Wolf et al 2017 Global Methane

Figure from Wolf et al. (2017): “Total livestock methane emissions in 2011, downscaled to 0.05 × 0.05° resolution, for the globe (a) and detail for the western US (b)”

Feeding cattle starch, such as corn, will result in the animal growing faster and there will be less methane produced, meaning less energy lost. Researchers have also found that different breeds of cattle produce different amounts of methane and are exploring the possibility of selective breeding to reduce methane production. Recently, better models have been produced that can be used to predict methane production in ruminants.
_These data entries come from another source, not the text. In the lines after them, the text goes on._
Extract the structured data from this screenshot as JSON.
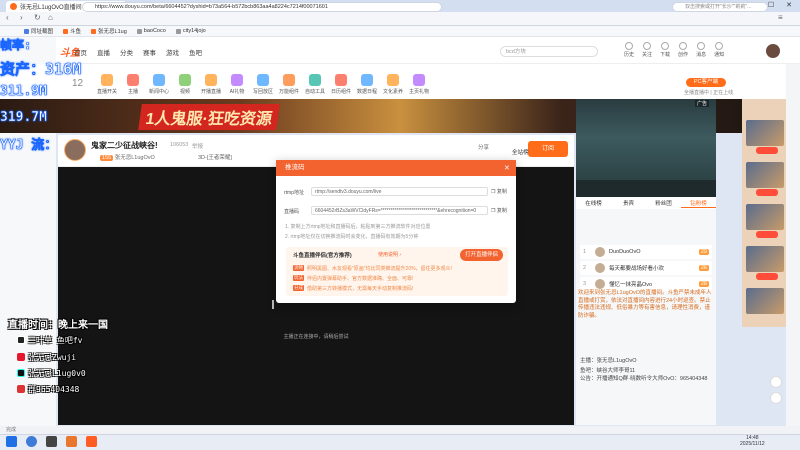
{
  "browser": {
    "tab_title": "张无忌L1ugOvO直播间",
    "new_tab": "+",
    "url": "https://www.douyu.com/beta/6604452?dyshid=b73a564-b572bcb863aa4a8224c7214f00071601",
    "search_hint": "双击搜索或打开\"长沙\"\"莉莉\"...",
    "bookmarks": [
      "同址载图",
      "斗鱼",
      "张无忌L1ug",
      "baoCoco",
      "city14jojo"
    ]
  },
  "site": {
    "logo": "斗鱼",
    "nav": [
      "首页",
      "直播",
      "分类",
      "赛事",
      "游戏",
      "鱼吧"
    ],
    "search_placeholder": "bcd方块",
    "user_icons": [
      "历史",
      "关注",
      "下载",
      "创作",
      "消息",
      "通知"
    ],
    "category_count": "12",
    "categories": [
      "直播开关",
      "主播",
      "新闻中心",
      "视频",
      "开播直播",
      "AI礼物",
      "写回放区",
      "万能组件",
      "自动工具",
      "日历组件",
      "数据日程",
      "文化素养",
      "主页礼物"
    ],
    "pc_button": "PC客户端",
    "pc_sub": "全播直播中 | 正在上线"
  },
  "banner": {
    "text": "1人鬼服·狂吃资源",
    "ad_tag": "广告"
  },
  "room": {
    "title": "鬼家二少征战峡谷!",
    "room_id": "106053",
    "report": "举报",
    "host_name": "张无忌L1ugOvO",
    "level": "155",
    "category": "3D-[王者荣耀]",
    "share": "分享",
    "subscribe": "订阅",
    "rank": "全站榜"
  },
  "video": {
    "status": "主播正在连接中，请稍后尝试"
  },
  "chat": {
    "tabs": [
      "在线榜",
      "贵宾",
      "粉丝团",
      "钻粉榜"
    ],
    "fans": [
      {
        "rank": "1",
        "name": "DuoDuoOvO",
        "level": "29"
      },
      {
        "rank": "2",
        "name": "每天都要战场好看小欢",
        "level": "26"
      },
      {
        "rank": "3",
        "name": "懂忆一抹亮晶Ovo",
        "level": "28"
      }
    ],
    "notice": "欢迎来到张无忌L1ugOvO的直播间。斗鱼严禁未成年人直播或打赏，依法对直播间内容进行24小时巡查。禁止传播违法违规、低俗暴力等有害信息，请理性消费，谨防诈骗。",
    "info": [
      "主播：张无忌L1ugOvO",
      "鱼吧：峡谷大师李哥11",
      "公告：开播通知Q群·晓数听令大师OvO：965404348"
    ]
  },
  "modal": {
    "title": "推流码",
    "rtmp_label": "rtmp地址",
    "rtmp_value": "rtmp://sendtv3.douyu.com/live",
    "code_label": "直播码",
    "code_value": "6604452rBZs3aWVCldyFRs=*****************************&ehrecognition=0",
    "copy": "复制",
    "tip1": "1. 复制上方rtmp地址和直播码后，粘贴到第三方推流软件对应位置",
    "tip2": "2. rtmp地址仅在切换推流码时会变化，直播码有效期为5分钟",
    "assistant_title": "斗鱼直播伴侣(官方推荐)",
    "assistant_link": "使用说明 ›",
    "open_button": "打开直播伴侣",
    "features": [
      {
        "badge": "流畅",
        "text": "照明黑图、水友观看\"原画\"均比同类推流提升20%，留住更多观众!"
      },
      {
        "badge": "玩法",
        "text": "伴侣内置弹幕助手、官方数据准确、全面、可靠!"
      },
      {
        "badge": "分成",
        "text": "借助第三方转播模式，无需每天手动复制推流码!"
      }
    ]
  },
  "obs_overlay": {
    "label": "帧率:",
    "cpu": "资产：316M",
    "mem1": "311.9M",
    "mem2": "319.7M",
    "extra": "YYJ 流：",
    "live_time": "直播时间：晚上来一国",
    "socials": [
      {
        "icon": "qq-icon",
        "text": "三叶草  鱼吧fv"
      },
      {
        "icon": "weibo-icon",
        "text": "张无忌Zwuji"
      },
      {
        "icon": "douyin-icon",
        "text": "张无忌L1ug0v0"
      },
      {
        "icon": "group-icon",
        "text": "群965404348"
      }
    ]
  },
  "status_bar": "完成",
  "taskbar": {
    "time": "14:48",
    "date": "2025/11/12"
  },
  "colors": {
    "accent": "#ff6c1a",
    "modal_header": "#f3632f",
    "overlay_stroke": "#1a66ff"
  }
}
Other research has explored the possibility that ruminants could be a net sink of carbon with proper management and the use of rotational grazing.

If you want to learn more about the effect ruminant nutrition can have on greenhouse gas production and the current research trends, watch the full webinar here.

Join us live for the next Iowa Learning Farms webinar on April 17 at 12:00 pm when Dr. Jerry L. Hatfield (Laboratory Director and Supervisory Plant Physiologist, USDA-National Laboratory for Agriculture and the Environment) will discuss the topic “Why Improving the Soil Will Pay Dividends”.

Hilary Pierce